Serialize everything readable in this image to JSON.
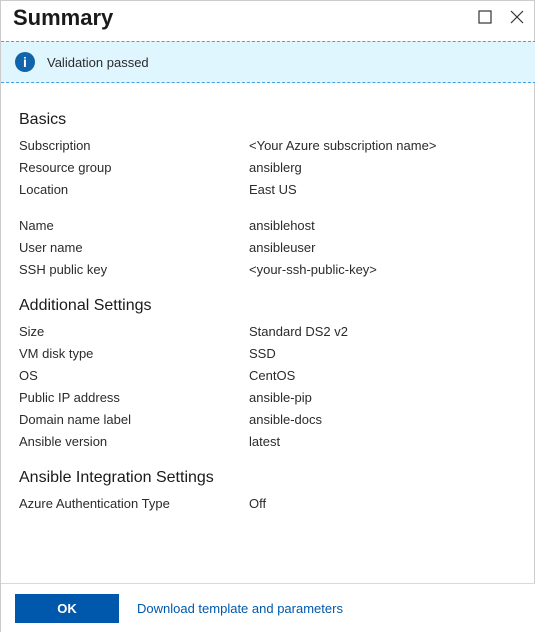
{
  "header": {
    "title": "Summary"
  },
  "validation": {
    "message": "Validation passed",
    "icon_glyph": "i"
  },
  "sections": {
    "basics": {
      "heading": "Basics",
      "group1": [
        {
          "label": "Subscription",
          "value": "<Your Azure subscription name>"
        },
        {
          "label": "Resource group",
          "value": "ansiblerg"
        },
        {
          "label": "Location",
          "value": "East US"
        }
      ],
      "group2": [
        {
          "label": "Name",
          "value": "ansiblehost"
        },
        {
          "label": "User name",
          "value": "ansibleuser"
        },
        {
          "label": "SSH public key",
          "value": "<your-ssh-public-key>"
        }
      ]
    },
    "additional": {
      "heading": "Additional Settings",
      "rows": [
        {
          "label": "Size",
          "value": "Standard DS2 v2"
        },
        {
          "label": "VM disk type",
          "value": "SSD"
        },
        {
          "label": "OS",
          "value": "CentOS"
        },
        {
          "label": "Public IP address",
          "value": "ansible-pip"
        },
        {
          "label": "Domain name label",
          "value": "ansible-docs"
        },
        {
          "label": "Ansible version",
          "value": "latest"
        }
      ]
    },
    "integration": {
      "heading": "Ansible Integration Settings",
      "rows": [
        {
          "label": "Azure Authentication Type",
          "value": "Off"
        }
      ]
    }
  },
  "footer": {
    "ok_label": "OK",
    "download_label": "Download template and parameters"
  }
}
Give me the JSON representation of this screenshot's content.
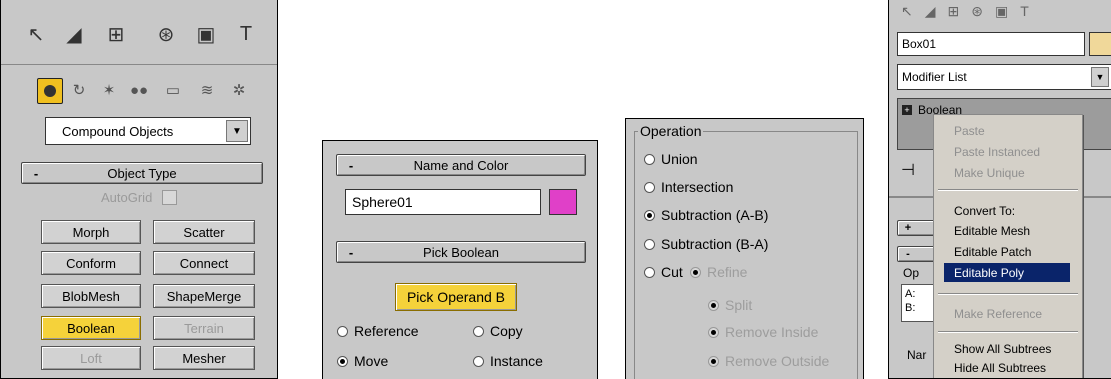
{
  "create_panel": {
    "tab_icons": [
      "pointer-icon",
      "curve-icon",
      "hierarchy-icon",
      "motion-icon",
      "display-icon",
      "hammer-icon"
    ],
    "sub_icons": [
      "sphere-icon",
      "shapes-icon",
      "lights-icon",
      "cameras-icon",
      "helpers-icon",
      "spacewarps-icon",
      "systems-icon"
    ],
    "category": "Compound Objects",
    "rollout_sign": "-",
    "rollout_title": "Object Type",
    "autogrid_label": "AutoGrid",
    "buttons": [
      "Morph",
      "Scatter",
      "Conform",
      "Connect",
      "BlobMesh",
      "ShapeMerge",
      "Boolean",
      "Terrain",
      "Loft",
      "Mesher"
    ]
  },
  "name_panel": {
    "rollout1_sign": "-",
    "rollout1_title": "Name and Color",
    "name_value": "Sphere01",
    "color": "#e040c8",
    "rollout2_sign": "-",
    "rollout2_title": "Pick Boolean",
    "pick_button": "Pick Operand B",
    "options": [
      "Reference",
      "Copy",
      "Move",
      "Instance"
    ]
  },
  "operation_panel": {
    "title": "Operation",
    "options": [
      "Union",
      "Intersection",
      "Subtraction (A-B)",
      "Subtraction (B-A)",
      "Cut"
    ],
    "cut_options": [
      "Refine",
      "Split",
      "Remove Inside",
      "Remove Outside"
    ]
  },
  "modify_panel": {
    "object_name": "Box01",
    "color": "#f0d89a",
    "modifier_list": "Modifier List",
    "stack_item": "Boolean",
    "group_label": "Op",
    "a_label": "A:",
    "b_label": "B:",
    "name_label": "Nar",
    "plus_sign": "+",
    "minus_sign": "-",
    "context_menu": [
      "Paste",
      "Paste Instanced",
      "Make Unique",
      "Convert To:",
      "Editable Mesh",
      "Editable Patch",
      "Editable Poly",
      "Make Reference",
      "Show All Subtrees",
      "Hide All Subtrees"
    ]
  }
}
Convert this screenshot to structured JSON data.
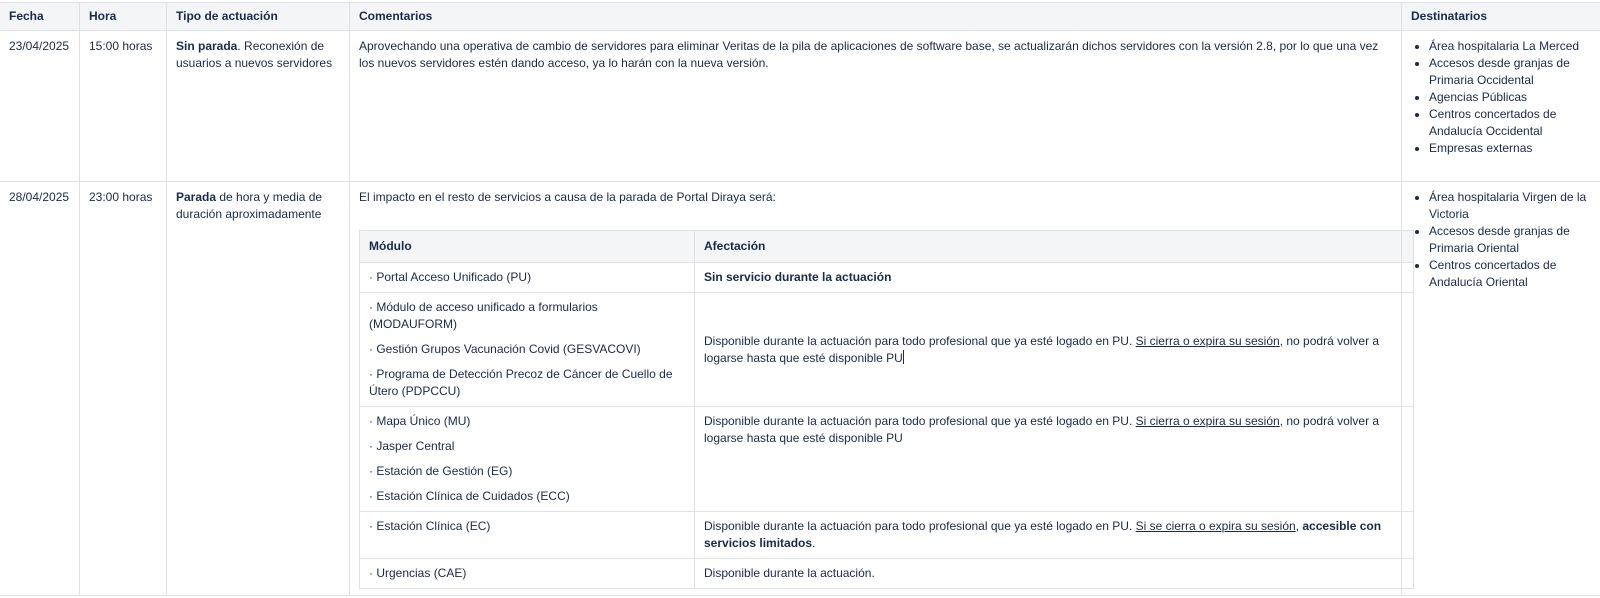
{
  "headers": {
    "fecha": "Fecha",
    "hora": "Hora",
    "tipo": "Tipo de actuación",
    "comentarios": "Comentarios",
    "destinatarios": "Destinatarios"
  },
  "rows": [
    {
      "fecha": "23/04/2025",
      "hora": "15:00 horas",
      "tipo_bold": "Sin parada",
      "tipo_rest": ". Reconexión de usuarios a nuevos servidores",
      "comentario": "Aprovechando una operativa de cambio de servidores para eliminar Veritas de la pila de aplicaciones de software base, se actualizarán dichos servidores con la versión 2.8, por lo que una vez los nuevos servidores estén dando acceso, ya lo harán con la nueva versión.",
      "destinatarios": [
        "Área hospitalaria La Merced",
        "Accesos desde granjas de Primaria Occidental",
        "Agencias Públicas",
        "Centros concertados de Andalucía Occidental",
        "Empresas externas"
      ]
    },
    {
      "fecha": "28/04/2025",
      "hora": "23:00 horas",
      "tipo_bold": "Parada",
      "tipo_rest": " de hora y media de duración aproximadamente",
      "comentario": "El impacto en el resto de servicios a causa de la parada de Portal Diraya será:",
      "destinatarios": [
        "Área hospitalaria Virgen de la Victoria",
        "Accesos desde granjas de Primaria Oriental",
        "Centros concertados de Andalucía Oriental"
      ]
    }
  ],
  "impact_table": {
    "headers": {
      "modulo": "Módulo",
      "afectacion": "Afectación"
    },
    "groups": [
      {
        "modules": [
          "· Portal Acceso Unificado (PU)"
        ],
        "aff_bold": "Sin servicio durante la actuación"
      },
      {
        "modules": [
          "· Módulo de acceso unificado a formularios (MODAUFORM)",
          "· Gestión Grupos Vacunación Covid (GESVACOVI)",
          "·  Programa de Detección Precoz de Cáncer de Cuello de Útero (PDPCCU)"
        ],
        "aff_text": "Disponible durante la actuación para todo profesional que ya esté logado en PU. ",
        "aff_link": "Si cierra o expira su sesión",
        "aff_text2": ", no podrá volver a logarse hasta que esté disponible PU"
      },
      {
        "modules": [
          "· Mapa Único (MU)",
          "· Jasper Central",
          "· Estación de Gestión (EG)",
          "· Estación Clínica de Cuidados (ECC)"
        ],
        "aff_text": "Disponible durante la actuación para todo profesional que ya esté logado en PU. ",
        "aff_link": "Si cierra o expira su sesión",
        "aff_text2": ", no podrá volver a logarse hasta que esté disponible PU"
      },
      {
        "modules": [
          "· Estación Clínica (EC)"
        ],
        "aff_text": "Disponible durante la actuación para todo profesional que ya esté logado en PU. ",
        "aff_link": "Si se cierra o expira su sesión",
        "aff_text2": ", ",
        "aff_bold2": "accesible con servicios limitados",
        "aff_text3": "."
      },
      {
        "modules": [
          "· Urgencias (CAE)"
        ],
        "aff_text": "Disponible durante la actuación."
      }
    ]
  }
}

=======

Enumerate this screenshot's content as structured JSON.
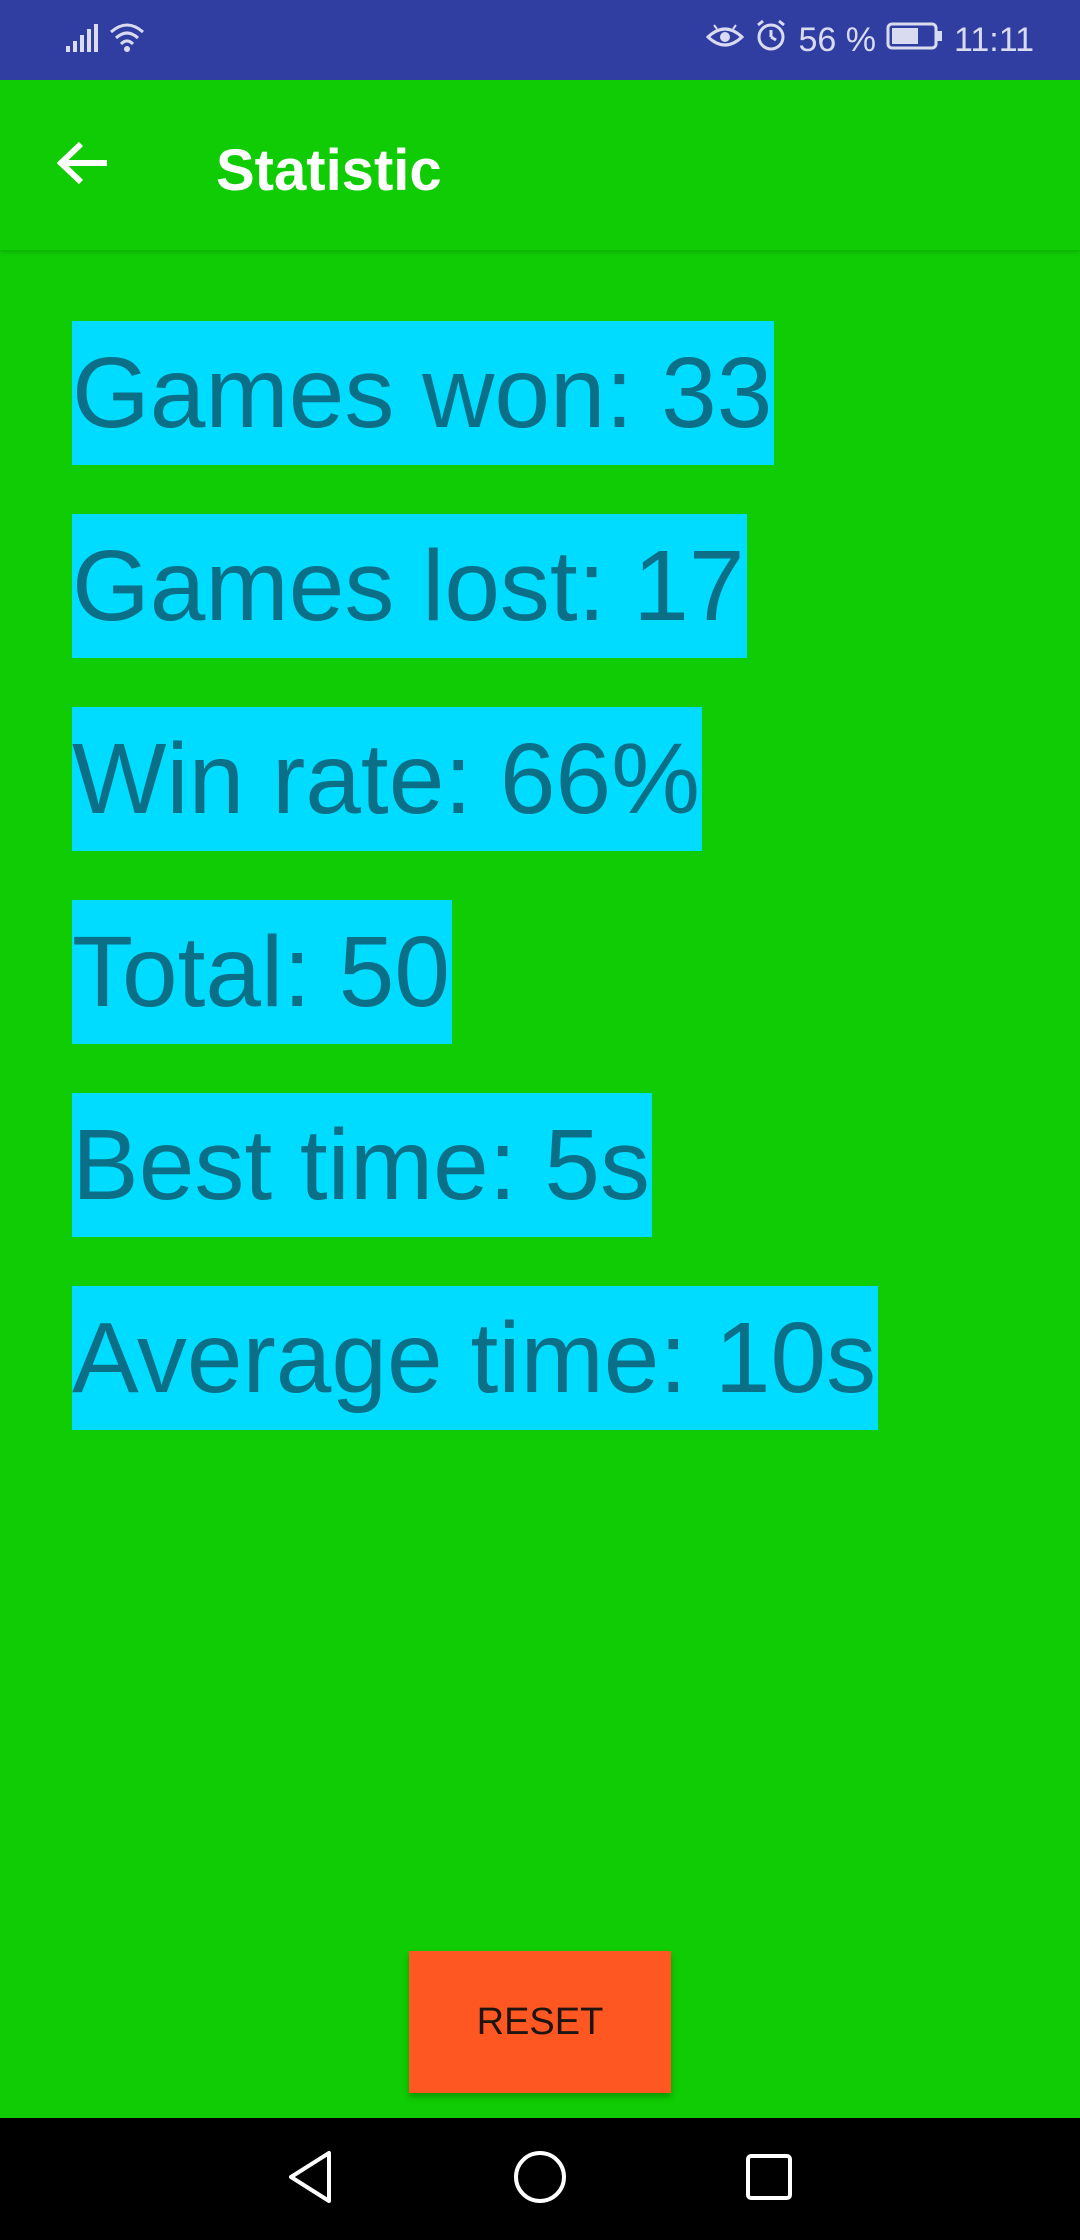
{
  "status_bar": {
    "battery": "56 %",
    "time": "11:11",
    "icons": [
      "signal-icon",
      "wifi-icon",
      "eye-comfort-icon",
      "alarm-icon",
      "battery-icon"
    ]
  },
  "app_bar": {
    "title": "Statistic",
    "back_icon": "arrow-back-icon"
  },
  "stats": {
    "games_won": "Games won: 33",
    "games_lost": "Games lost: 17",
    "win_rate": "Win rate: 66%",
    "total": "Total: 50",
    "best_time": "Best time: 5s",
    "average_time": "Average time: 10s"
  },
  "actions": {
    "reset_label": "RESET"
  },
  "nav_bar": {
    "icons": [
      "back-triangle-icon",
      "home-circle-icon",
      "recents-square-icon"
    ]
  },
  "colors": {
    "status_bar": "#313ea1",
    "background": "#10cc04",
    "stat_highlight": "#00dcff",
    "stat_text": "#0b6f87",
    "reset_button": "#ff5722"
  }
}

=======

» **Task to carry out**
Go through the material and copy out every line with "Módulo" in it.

» **Solution**
      "modulo": "Módulo",
          "· Módulo de acceso unificado a formularios (MODAUFORM)",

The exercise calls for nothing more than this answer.